Finally, let’s inspect a sample lesson plan concerning the topic of business meeting etiquette. First we will start the class with a greeting and an exchange of what we did yesterday, what we are doing today, and we will do tomorrow. This will allow us to get into an English learning mindset. Next, there will be a review of what constitutes business meeting etiquette and we will examine relevant vocabulary like on time, suit, posture, running late, business casual, taking notes, etc. The student will be asked to describe these phrases and words, or failing that, using them in a sentence. Once this has been reviewed, we will imagine a scenario where we are invited to a business meeting that will discuss the consolidation of two companies. Gabriela and I must think of all the things we need to have prepared for this type of meeting and we also need to think about how to properly present ourselves. Later on in the class, we may utilize cue card dialogues, role playing, and authentic material to further practice the target language. At the end, we will reflect on what we have done and she will give me feedback on the activities and I will give her feedback on her participation.

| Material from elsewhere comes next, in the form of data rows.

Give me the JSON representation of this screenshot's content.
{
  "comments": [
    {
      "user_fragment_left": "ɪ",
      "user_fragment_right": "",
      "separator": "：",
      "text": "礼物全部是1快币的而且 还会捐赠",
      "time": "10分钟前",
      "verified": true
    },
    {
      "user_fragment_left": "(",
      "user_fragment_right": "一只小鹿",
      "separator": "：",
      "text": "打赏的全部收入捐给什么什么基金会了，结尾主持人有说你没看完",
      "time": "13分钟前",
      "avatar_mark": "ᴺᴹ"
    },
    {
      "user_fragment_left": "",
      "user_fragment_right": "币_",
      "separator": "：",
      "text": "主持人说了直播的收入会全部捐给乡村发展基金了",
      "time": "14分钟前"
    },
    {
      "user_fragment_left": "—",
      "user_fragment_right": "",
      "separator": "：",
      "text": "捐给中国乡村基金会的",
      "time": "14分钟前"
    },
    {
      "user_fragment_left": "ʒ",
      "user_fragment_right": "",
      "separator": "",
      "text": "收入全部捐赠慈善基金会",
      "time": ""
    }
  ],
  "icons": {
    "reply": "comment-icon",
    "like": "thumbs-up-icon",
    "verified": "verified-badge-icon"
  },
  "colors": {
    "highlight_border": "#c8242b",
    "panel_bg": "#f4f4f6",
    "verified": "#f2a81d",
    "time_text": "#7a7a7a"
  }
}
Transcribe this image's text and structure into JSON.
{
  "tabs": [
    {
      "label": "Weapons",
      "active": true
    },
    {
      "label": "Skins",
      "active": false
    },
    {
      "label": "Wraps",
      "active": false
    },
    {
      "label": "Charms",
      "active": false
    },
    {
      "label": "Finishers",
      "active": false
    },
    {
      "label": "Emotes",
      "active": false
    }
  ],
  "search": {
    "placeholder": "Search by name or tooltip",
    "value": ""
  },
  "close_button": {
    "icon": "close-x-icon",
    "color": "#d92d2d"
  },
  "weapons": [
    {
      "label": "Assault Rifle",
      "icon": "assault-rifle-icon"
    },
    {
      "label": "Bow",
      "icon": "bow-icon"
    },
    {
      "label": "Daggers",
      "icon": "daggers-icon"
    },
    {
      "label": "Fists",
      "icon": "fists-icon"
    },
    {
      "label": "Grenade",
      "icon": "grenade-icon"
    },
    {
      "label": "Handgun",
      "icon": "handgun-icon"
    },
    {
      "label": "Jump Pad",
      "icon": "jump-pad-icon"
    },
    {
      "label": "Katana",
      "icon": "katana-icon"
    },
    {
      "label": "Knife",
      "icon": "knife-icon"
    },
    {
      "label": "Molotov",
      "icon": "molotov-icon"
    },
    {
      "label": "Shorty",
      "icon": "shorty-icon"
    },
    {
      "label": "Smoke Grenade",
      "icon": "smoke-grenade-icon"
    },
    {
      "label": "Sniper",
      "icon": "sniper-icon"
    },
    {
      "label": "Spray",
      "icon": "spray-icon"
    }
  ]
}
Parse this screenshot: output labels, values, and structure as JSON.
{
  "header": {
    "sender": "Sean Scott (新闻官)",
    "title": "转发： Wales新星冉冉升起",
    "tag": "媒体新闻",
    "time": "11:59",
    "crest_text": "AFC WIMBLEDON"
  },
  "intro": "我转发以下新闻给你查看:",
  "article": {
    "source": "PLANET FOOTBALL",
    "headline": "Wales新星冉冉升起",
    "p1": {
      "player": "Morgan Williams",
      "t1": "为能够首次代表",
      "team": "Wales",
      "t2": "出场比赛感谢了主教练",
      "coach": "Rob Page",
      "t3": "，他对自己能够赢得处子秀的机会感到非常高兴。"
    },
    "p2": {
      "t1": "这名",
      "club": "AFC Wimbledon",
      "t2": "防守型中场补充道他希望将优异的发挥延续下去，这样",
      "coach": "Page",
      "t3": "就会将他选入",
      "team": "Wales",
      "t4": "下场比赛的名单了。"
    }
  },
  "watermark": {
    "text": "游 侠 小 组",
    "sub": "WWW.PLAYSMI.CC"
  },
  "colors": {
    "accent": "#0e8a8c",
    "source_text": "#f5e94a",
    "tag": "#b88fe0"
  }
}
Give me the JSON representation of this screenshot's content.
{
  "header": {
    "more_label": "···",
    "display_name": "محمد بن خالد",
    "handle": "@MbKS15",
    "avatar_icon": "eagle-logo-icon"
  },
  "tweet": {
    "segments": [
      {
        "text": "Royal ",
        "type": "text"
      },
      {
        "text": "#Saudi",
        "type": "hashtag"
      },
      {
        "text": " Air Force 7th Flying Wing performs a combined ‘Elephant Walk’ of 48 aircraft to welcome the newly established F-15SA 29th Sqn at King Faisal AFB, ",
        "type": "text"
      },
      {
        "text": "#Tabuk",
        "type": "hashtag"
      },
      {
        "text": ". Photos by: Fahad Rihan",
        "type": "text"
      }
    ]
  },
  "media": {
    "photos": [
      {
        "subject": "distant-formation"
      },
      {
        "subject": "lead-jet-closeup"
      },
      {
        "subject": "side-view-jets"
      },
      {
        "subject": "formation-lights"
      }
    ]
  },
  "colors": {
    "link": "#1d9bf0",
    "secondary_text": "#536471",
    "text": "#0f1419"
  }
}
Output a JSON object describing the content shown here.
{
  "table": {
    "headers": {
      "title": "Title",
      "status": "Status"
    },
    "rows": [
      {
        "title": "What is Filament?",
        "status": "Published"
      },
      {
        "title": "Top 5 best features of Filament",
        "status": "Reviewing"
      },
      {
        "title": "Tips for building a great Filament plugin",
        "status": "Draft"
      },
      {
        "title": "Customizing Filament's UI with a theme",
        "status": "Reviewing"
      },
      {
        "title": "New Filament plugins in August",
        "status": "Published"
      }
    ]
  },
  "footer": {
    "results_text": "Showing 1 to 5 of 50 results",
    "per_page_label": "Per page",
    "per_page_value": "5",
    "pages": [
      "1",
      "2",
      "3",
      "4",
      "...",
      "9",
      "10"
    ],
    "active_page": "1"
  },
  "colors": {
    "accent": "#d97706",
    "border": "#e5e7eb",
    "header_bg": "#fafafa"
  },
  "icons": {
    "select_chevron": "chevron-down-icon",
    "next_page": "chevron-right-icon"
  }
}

In conclusion, as English becomes more of a globalized language, specifically the preferred language in business, the ways in which we teach English will also have to modernize. While there are pros and cons in each teaching methodology, the end game is to be able to effectively communicate with your colleagues. Through the evolution of social media, technology and globalization, the exposure to native speakers will become much easier and more accessible. I personally think the exposure to native speakers is invaluable because it provides opportunities for non-native speakers to hear common phrasal verbs, idioms, and current slang in an authentic setting. I think a communicative approach is ultimately the best way to do this because it focuses more on making connections and having impactful lessons instead of relying only on memorization and repetition. Finally, there are advantages to behaviorism and the GTM, but the future of English teaching will always remain focused on communication and practical use.